Having been a closeted queer high school teacher at one point in my life, I’m familiar with the impotence of hearing epithets and observing bullies without being able to take action for fear of revealing my own secrets. It’s a miserable, sad experience not exactly conducive to learning anything except frustration. But, thankfully, it’s only one experience among many in the astonishing array available from Megan Volpert’s This Assignment is So Gay.
Seventy-five poets contributed to this brilliantly successful and important anthology, providing a broad range and deep breadth of experiences. They instill hope, not only for queer students and/or teachers, but anyone whose interests are beyond the curve. Sadly, the ones who need to read it most won’t, and those whose very existence depends on the affirmation found within these pages may not have access to it. That’s a real shame, because the work within opens doors on both the student and teacher halves of the equation so that each may understand the other more clearly.

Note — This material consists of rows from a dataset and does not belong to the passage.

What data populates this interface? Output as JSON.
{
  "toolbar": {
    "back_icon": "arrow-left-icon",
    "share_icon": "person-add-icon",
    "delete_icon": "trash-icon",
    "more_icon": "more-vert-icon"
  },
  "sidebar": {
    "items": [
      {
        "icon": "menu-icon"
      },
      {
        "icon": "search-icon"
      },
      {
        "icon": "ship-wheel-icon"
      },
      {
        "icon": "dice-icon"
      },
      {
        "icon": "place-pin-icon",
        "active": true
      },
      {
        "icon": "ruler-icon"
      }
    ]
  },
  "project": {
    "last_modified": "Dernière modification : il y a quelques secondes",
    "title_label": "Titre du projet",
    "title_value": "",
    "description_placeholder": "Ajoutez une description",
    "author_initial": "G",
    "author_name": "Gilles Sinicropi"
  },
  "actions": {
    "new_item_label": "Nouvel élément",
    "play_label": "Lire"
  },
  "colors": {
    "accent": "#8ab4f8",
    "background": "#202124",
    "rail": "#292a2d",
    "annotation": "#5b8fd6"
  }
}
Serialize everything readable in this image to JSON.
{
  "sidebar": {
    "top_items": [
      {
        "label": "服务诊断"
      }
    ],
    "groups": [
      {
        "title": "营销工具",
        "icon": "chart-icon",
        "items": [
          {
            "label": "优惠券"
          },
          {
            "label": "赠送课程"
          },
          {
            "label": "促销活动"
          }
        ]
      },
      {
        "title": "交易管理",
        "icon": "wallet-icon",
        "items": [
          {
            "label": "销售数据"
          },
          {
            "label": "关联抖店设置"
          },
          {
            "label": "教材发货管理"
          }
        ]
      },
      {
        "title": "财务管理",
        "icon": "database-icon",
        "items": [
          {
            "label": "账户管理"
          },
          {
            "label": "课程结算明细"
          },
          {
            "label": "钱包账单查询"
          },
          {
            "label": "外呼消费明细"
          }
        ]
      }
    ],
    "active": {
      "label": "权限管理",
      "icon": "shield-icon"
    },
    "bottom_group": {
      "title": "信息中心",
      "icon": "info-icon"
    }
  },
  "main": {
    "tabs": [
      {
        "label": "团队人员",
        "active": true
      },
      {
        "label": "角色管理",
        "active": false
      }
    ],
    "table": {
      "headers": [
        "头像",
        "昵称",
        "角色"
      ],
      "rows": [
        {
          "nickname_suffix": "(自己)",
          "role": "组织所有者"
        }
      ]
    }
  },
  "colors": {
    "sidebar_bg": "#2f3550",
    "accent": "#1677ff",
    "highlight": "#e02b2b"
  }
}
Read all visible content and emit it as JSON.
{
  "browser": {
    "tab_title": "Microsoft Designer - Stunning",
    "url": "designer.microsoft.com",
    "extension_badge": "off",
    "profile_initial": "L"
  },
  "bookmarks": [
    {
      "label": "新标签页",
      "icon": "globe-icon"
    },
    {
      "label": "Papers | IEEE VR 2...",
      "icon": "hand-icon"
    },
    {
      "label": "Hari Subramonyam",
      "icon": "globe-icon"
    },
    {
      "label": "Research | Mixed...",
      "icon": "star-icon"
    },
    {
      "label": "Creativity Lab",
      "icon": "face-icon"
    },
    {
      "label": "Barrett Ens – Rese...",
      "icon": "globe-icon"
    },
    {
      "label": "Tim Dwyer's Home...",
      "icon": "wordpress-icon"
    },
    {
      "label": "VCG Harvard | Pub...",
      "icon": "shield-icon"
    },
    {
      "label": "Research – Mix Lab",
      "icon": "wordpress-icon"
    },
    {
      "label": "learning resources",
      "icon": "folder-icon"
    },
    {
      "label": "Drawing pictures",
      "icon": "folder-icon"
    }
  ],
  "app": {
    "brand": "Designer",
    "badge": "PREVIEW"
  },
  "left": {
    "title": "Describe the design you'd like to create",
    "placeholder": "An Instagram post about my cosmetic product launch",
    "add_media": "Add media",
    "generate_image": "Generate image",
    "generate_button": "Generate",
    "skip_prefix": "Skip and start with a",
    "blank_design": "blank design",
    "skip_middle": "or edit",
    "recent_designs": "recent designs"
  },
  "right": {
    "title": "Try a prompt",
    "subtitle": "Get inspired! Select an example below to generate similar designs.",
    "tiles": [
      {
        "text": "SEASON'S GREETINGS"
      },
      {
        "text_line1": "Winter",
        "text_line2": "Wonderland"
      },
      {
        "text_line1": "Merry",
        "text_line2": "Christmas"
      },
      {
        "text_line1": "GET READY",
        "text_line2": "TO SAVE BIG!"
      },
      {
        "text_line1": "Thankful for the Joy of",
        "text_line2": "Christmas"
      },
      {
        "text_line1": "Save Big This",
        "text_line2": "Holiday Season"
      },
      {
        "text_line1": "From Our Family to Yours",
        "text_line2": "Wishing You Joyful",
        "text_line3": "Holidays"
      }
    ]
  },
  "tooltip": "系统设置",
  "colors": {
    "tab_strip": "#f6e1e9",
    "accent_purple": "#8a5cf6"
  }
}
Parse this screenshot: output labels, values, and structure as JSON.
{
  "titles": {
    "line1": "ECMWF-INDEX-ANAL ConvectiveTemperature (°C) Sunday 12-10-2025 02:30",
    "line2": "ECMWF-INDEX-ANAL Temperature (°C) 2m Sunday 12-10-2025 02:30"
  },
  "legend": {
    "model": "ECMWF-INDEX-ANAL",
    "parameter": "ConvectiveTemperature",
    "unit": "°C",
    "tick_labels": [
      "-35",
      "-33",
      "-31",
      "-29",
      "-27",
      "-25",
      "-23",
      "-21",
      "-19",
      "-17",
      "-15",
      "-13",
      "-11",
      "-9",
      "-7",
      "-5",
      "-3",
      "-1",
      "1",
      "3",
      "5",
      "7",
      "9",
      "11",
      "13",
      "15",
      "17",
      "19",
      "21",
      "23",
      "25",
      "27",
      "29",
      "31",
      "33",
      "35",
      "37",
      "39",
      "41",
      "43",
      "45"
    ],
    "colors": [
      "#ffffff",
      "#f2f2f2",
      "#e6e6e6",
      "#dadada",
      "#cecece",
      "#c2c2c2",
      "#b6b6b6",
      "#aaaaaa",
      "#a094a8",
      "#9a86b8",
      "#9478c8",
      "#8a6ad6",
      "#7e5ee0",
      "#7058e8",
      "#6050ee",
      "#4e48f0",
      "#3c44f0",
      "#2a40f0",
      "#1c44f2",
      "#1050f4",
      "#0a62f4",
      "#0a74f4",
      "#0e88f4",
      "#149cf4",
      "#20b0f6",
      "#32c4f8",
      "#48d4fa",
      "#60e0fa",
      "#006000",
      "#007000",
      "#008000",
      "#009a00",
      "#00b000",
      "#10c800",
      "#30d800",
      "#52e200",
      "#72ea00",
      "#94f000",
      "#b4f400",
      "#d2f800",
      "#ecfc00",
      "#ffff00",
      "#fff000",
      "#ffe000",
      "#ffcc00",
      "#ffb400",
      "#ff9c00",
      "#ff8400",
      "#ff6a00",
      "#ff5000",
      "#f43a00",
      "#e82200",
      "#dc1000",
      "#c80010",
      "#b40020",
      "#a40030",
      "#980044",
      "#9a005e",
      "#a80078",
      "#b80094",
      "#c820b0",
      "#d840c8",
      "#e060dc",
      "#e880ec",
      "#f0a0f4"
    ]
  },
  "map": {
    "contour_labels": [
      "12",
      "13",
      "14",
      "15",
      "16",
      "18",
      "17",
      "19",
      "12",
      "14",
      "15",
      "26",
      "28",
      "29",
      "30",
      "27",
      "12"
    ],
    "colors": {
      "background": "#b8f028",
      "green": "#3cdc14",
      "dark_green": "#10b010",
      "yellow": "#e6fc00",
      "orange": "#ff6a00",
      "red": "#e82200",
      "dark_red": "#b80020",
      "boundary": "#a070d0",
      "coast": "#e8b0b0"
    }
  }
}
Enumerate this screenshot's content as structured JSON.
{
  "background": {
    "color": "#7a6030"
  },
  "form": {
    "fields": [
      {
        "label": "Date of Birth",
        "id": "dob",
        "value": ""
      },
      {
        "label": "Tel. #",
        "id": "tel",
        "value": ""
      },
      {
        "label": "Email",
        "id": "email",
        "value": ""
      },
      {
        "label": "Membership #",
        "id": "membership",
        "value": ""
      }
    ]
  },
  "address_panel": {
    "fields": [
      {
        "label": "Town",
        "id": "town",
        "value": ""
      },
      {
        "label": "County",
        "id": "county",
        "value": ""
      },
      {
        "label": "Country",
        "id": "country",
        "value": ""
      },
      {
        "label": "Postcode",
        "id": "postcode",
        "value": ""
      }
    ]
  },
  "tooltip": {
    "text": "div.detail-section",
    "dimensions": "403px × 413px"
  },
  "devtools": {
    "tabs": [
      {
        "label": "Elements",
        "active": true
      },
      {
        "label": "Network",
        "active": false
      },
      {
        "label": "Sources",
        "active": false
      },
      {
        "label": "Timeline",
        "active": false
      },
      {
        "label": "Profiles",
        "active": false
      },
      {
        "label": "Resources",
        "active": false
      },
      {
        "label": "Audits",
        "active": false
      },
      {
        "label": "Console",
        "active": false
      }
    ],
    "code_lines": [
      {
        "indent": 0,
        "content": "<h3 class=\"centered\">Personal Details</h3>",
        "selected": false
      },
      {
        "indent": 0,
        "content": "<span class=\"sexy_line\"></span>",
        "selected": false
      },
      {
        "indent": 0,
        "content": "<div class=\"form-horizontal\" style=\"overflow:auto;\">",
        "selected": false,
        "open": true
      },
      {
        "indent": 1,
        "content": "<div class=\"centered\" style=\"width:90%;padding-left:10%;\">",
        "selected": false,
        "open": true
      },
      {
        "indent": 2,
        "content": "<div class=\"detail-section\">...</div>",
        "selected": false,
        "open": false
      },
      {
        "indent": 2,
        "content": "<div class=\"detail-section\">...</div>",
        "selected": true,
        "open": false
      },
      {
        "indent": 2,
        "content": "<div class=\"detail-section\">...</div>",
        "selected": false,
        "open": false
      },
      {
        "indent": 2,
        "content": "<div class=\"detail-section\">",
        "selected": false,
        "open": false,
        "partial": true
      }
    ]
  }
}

Of the many variations of this equation, observations from teachers about students are among the most poignant, whether we’re talking about students at the collegiate level (Jeff Mann’s well-0bserved and magnificently articulated “Country Kids” and “Gallery, Virginia Tech”) or the secondary and elementary tiers. Many times out teachers are the only ones who understand life in the high school closet and become unofficial counselors as in Joseph Ross’s simple yet deadly “Conversations After Class 1,” Douglas Ray’s hopeful “Chaperoning,” or Scott Wiggerman’s powerful “Advocate,” but perhaps that emotional line is most clearly drawn in Donald Perryman’s “Was Melville Also Gay?” which sees a male student telling his teacher about his rape:
“It was, I assured him, a cruel crime,/but wondered if some of that pain/was the chronic, haunting thought/that sex between two males was wrong?/He said no (maybe only guessing the answer I hoped he’d give)/that it wasn’t because it was gay,/but just the awful fact that it was rape.”
And then there are the students we identify early as kindred souls in either sexual orientation or personal philosophy, doing our best with whatever limited resources we can to open up their minds and their hearts as in Terry Martin’s “The Third Wrestler Cries,” and Sophia Starmack’s “Earth Sciences”:
“Holding up his project, Jonah announces,/”There are billions of tiny orgasms living in the soil.”/He’s serene, studios, with blond ringlets/and a hand-drawn diagram of bedrock and roots./I’m torn, but in the end I just can’t correct an 11 year old/Week after week Jonah’s parents ask me, Is our son gay?/Has he mastered his times tables yet?”
We also see queerness from the teacher’s side of the desk as in Stephen Mills’s brilliant “After We Watch The History Boys in Class, My Students Fear I Want to Fondle Them” and Hadar Ma’ayan’s “On Being a Queer Middle School Teacher,” which begins with the middle school teacher in question being called a lesbian during class, provoking this reaction:
“In that moment of choice, I could have said, ‘She’s right’/Or ‘Let’s Discuss’/Or ‘Does anybody have any questions?’/But instead the fear rose in me/And I shrouded myself in a cloak of silence and said,/’Let’s all get back to work'”
Among these emotionally packed pieces are scattered other observations: about faculty meetings (Garth Greenwell’s oddly lyrical “Faculty Meeting with Fly”), non-gay classroom activities (Camden Kimura’s “My Mother Teaches Her Students About Hearing Loss”) and some feelings of intimidation that all teachers face in their first few years (notably, Molly Sutton Keifer’s wonderful “Student Teaching” and Sarah-Jean Krahn’s “Symptomatology of an Impostor”). But perhaps my favorite in this realm is Roma Raye’s “Big Fat Faker”:
“I barely know what I’m doing most of the time,/and the rest of the time?/I’m making things up. It is not unheard of/for me to be reading the text selection for the first time/with my first period students feeling like a jackass/for assuming the lesson I got off the internet that morning/would actualize into something decent.”
Anyone who’s ever been in front of a classroom knows that feeling. And if you teach or you’re a student, this volume will speak to you in ways both familiar and unfamiliar. You might get an opportunity to consider things from the other side of the desk, no matter which one you’re on. Kudos to Megan Volpert for putting together such a varied and interesting collection, and kudos to Sibling Rivalry for seeing its worth.
We all still have so much to learn.
© 2013 Jerry L. Wheeler